GIVEN ENTRIES:
------

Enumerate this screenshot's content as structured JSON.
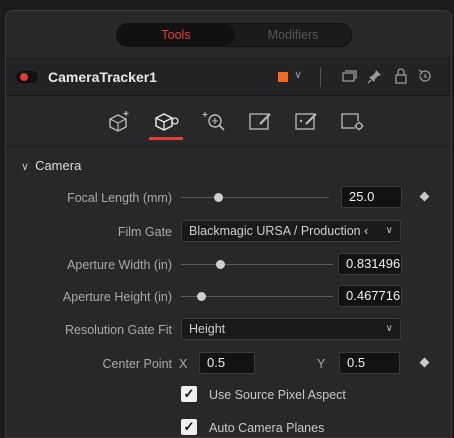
{
  "tabs": {
    "active": "Tools",
    "inactive": "Modifiers"
  },
  "header": {
    "tool_name": "CameraTracker1",
    "color_chip": "#ef6a1a"
  },
  "section": {
    "title": "Camera"
  },
  "focal_length": {
    "label": "Focal Length (mm)",
    "value": "25.0",
    "slider_fraction": 0.3
  },
  "film_gate": {
    "label": "Film Gate",
    "selected": "Blackmagic URSA / Production ‹"
  },
  "aperture_width": {
    "label": "Aperture Width (in)",
    "value": "0.831496",
    "slider_fraction": 0.26
  },
  "aperture_height": {
    "label": "Aperture Height (in)",
    "value": "0.467716",
    "slider_fraction": 0.14
  },
  "resolution_gate_fit": {
    "label": "Resolution Gate Fit",
    "selected": "Height"
  },
  "center_point": {
    "label": "Center Point",
    "x_label": "X",
    "x_value": "0.5",
    "y_label": "Y",
    "y_value": "0.5"
  },
  "checkboxes": {
    "use_source_pixel_aspect": {
      "label": "Use Source Pixel Aspect",
      "checked": true
    },
    "auto_camera_planes": {
      "label": "Auto Camera Planes",
      "checked": true
    }
  },
  "colors": {
    "accent": "#e0413a",
    "panel": "#28282b",
    "field": "#121214"
  }
}
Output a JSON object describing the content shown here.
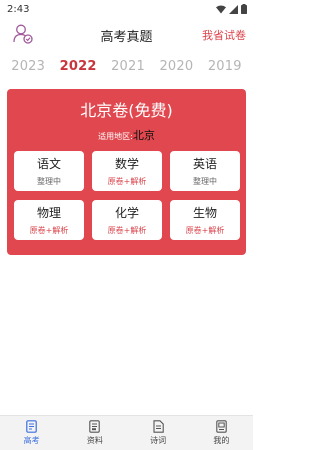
{
  "status_bar": {
    "time": "2:43"
  },
  "header": {
    "title": "高考真题",
    "right_link": "我省试卷"
  },
  "years": [
    {
      "label": "2023",
      "active": false
    },
    {
      "label": "2022",
      "active": true
    },
    {
      "label": "2021",
      "active": false
    },
    {
      "label": "2020",
      "active": false
    },
    {
      "label": "2019",
      "active": false
    }
  ],
  "card": {
    "title": "北京卷(免费)",
    "region_label": "适用地区:",
    "region_value": "北京",
    "subjects": [
      {
        "name": "语文",
        "status": "整理中",
        "available": false
      },
      {
        "name": "数学",
        "status": "原卷+解析",
        "available": true
      },
      {
        "name": "英语",
        "status": "整理中",
        "available": false
      },
      {
        "name": "物理",
        "status": "原卷+解析",
        "available": true
      },
      {
        "name": "化学",
        "status": "原卷+解析",
        "available": true
      },
      {
        "name": "生物",
        "status": "原卷+解析",
        "available": true
      }
    ]
  },
  "tabs": [
    {
      "label": "高考",
      "icon": "exam-doc-icon",
      "active": true
    },
    {
      "label": "资料",
      "icon": "materials-icon",
      "active": false
    },
    {
      "label": "诗词",
      "icon": "poetry-icon",
      "active": false
    },
    {
      "label": "我的",
      "icon": "profile-icon",
      "active": false
    }
  ],
  "colors": {
    "accent": "#e0474e",
    "tab_active": "#3d6fe0"
  }
}
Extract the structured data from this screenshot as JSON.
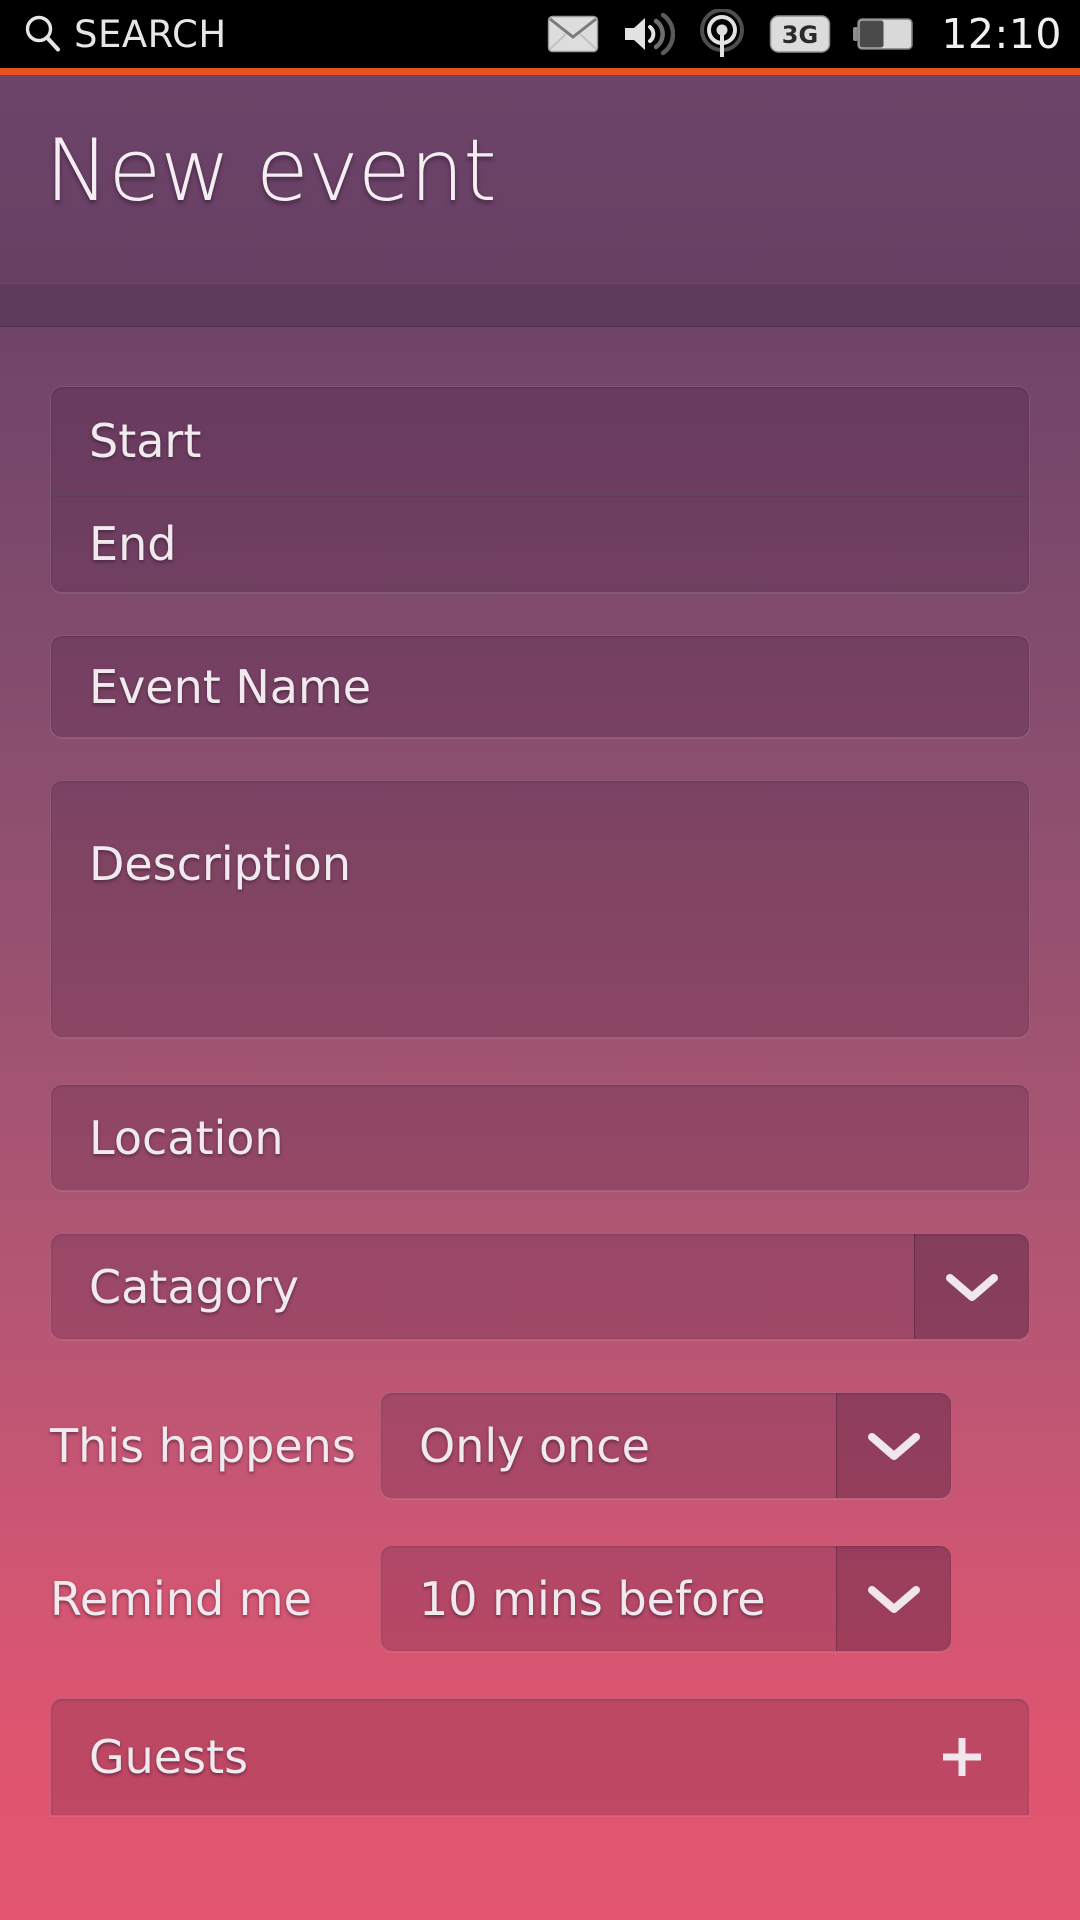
{
  "statusbar": {
    "search_label": "SEARCH",
    "search_icon": "search-icon",
    "clock": "12:10",
    "icons": [
      {
        "name": "message-icon",
        "label": "Messages"
      },
      {
        "name": "volume-icon",
        "label": "Sound"
      },
      {
        "name": "cellular-signal-icon",
        "label": "Signal"
      },
      {
        "name": "network-3g-icon",
        "label": "3G"
      },
      {
        "name": "battery-icon",
        "label": "Battery"
      }
    ],
    "network_label": "3G"
  },
  "header": {
    "title": "New event"
  },
  "form": {
    "start": {
      "label": "Start"
    },
    "end": {
      "label": "End"
    },
    "event_name": {
      "label": "Event Name"
    },
    "description": {
      "label": "Description"
    },
    "location": {
      "label": "Location"
    },
    "category": {
      "label": "Catagory",
      "chevron": "chevron-down-icon"
    },
    "this_happens": {
      "label": "This happens",
      "value": "Only once",
      "chevron": "chevron-down-icon"
    },
    "remind_me": {
      "label": "Remind me",
      "value": "10 mins before",
      "chevron": "chevron-down-icon"
    },
    "guests": {
      "label": "Guests",
      "add_icon": "plus-icon"
    }
  },
  "colors": {
    "accent_orange": "#e8521f",
    "header_purple": "#6d4469",
    "background_top": "#6a4468",
    "background_bottom": "#e4566f",
    "status_bar": "#000000",
    "text_light": "#f0e9ee"
  }
}
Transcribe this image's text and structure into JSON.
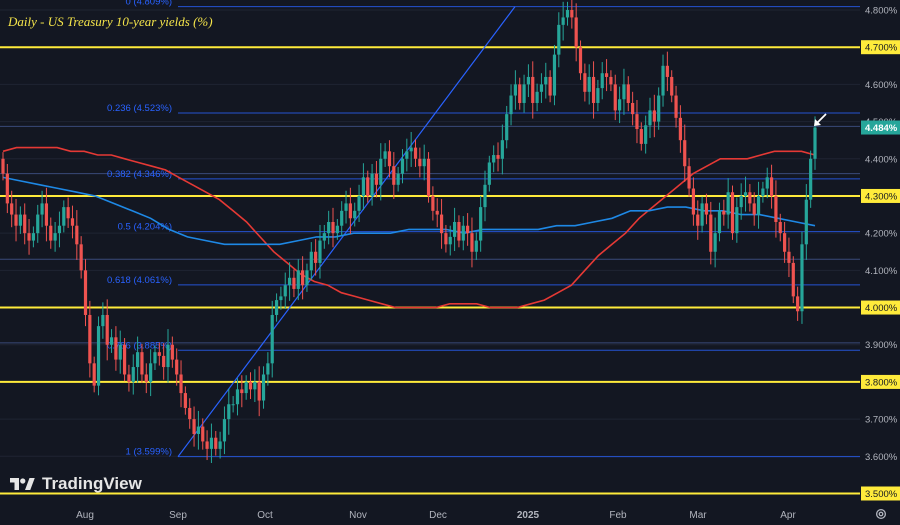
{
  "header": {
    "title": "Daily - US Treasury 10-year yields (%)"
  },
  "branding": {
    "name": "TradingView",
    "logo_icon": "tradingview-logo-icon"
  },
  "controls": {
    "settings_icon": "gear-icon"
  },
  "colors": {
    "background": "#131722",
    "up": "#26a69a",
    "down": "#ef5350",
    "level_line": "#ffeb3b",
    "fib_line": "#2962ff",
    "ma_red": "#e53935",
    "ma_blue": "#1e88e5",
    "trendline": "#2962ff",
    "axis_text": "#b2b5be",
    "current_price_bg": "#26a69a"
  },
  "chart_data": {
    "type": "candlestick",
    "title": "Daily - US Treasury 10-year yields (%)",
    "ylim": [
      3.475,
      4.83
    ],
    "y_ticks": [
      "4.800%",
      "4.700%",
      "4.600%",
      "4.500%",
      "4.400%",
      "4.300%",
      "4.200%",
      "4.100%",
      "4.000%",
      "3.900%",
      "3.800%",
      "3.700%",
      "3.600%",
      "3.500%"
    ],
    "x_ticks": [
      "Aug",
      "Sep",
      "Oct",
      "Nov",
      "Dec",
      "2025",
      "Feb",
      "Mar",
      "Apr"
    ],
    "horizontal_levels": [
      "4.700%",
      "4.300%",
      "4.000%",
      "3.800%",
      "3.500%"
    ],
    "fib_levels": [
      {
        "label": "0 (4.809%)",
        "value": 4.809
      },
      {
        "label": "0.236 (4.523%)",
        "value": 4.523
      },
      {
        "label": "0.382 (4.346%)",
        "value": 4.346
      },
      {
        "label": "0.5 (4.204%)",
        "value": 4.204
      },
      {
        "label": "0.618 (4.061%)",
        "value": 4.061
      },
      {
        "label": "0.786 (3.885%)",
        "value": 3.885
      },
      {
        "label": "1 (3.599%)",
        "value": 3.599
      }
    ],
    "extra_levels": [
      4.487,
      4.36,
      4.13,
      3.905
    ],
    "current_price": "4.484%",
    "series": [
      {
        "type": "candles",
        "closes": [
          4.36,
          4.28,
          4.25,
          4.22,
          4.25,
          4.2,
          4.18,
          4.2,
          4.25,
          4.28,
          4.22,
          4.18,
          4.2,
          4.22,
          4.27,
          4.24,
          4.22,
          4.17,
          4.1,
          3.98,
          3.85,
          3.79,
          3.95,
          3.98,
          3.9,
          3.92,
          3.86,
          3.9,
          3.82,
          3.8,
          3.84,
          3.88,
          3.82,
          3.8,
          3.85,
          3.88,
          3.87,
          3.84,
          3.9,
          3.86,
          3.82,
          3.77,
          3.73,
          3.7,
          3.66,
          3.68,
          3.64,
          3.62,
          3.65,
          3.62,
          3.64,
          3.7,
          3.74,
          3.74,
          3.78,
          3.77,
          3.8,
          3.78,
          3.8,
          3.75,
          3.82,
          3.85,
          3.98,
          4.02,
          4.03,
          4.06,
          4.08,
          4.05,
          4.1,
          4.06,
          4.1,
          4.15,
          4.12,
          4.18,
          4.2,
          4.23,
          4.2,
          4.22,
          4.26,
          4.28,
          4.24,
          4.26,
          4.3,
          4.35,
          4.3,
          4.36,
          4.33,
          4.4,
          4.42,
          4.38,
          4.33,
          4.36,
          4.4,
          4.42,
          4.43,
          4.4,
          4.38,
          4.4,
          4.3,
          4.26,
          4.25,
          4.2,
          4.17,
          4.19,
          4.23,
          4.18,
          4.22,
          4.2,
          4.15,
          4.18,
          4.27,
          4.33,
          4.39,
          4.41,
          4.4,
          4.45,
          4.52,
          4.57,
          4.6,
          4.55,
          4.6,
          4.62,
          4.55,
          4.58,
          4.6,
          4.62,
          4.57,
          4.68,
          4.76,
          4.78,
          4.8,
          4.78,
          4.7,
          4.63,
          4.58,
          4.62,
          4.55,
          4.59,
          4.63,
          4.62,
          4.6,
          4.53,
          4.56,
          4.6,
          4.55,
          4.52,
          4.48,
          4.44,
          4.49,
          4.53,
          4.5,
          4.57,
          4.65,
          4.62,
          4.57,
          4.51,
          4.45,
          4.38,
          4.32,
          4.25,
          4.22,
          4.28,
          4.25,
          4.15,
          4.2,
          4.26,
          4.25,
          4.31,
          4.2,
          4.27,
          4.3,
          4.31,
          4.28,
          4.25,
          4.3,
          4.32,
          4.35,
          4.3,
          4.23,
          4.2,
          4.15,
          4.12,
          4.03,
          3.99,
          4.17,
          4.29,
          4.4,
          4.484
        ]
      },
      {
        "name": "",
        "type": "line",
        "values": [
          4.42,
          4.43,
          4.43,
          4.43,
          4.43,
          4.42,
          4.42,
          4.41,
          4.41,
          4.4,
          4.39,
          4.38,
          4.37,
          4.35,
          4.33,
          4.31,
          4.29,
          4.26,
          4.23,
          4.19,
          4.15,
          4.12,
          4.09,
          4.07,
          4.06,
          4.04,
          4.03,
          4.02,
          4.01,
          4.0,
          4.0,
          4.0,
          4.0,
          4.01,
          4.01,
          4.01,
          4.0,
          4.0,
          4.0,
          4.01,
          4.02,
          4.04,
          4.06,
          4.1,
          4.14,
          4.17,
          4.2,
          4.24,
          4.27,
          4.3,
          4.33,
          4.36,
          4.38,
          4.4,
          4.4,
          4.4,
          4.41,
          4.42,
          4.42,
          4.42,
          4.41
        ]
      },
      {
        "name": "",
        "type": "line",
        "values": [
          4.35,
          4.34,
          4.33,
          4.32,
          4.31,
          4.3,
          4.28,
          4.26,
          4.24,
          4.21,
          4.19,
          4.18,
          4.17,
          4.17,
          4.17,
          4.17,
          4.18,
          4.19,
          4.19,
          4.2,
          4.2,
          4.2,
          4.21,
          4.21,
          4.21,
          4.2,
          4.21,
          4.21,
          4.21,
          4.21,
          4.22,
          4.22,
          4.23,
          4.24,
          4.26,
          4.26,
          4.27,
          4.27,
          4.26,
          4.26,
          4.25,
          4.25,
          4.24,
          4.23,
          4.22
        ]
      }
    ]
  }
}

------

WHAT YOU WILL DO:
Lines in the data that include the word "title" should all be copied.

FINISHED TASK:
    "title": "Camera"
    "title": "高考真题",
    "title": "北京卷(免费)",
    "title": "New event"
    "title": "Daily - US Treasury 10-year yields (%)"
    "title": "Daily - US Treasury 10-year yields (%)",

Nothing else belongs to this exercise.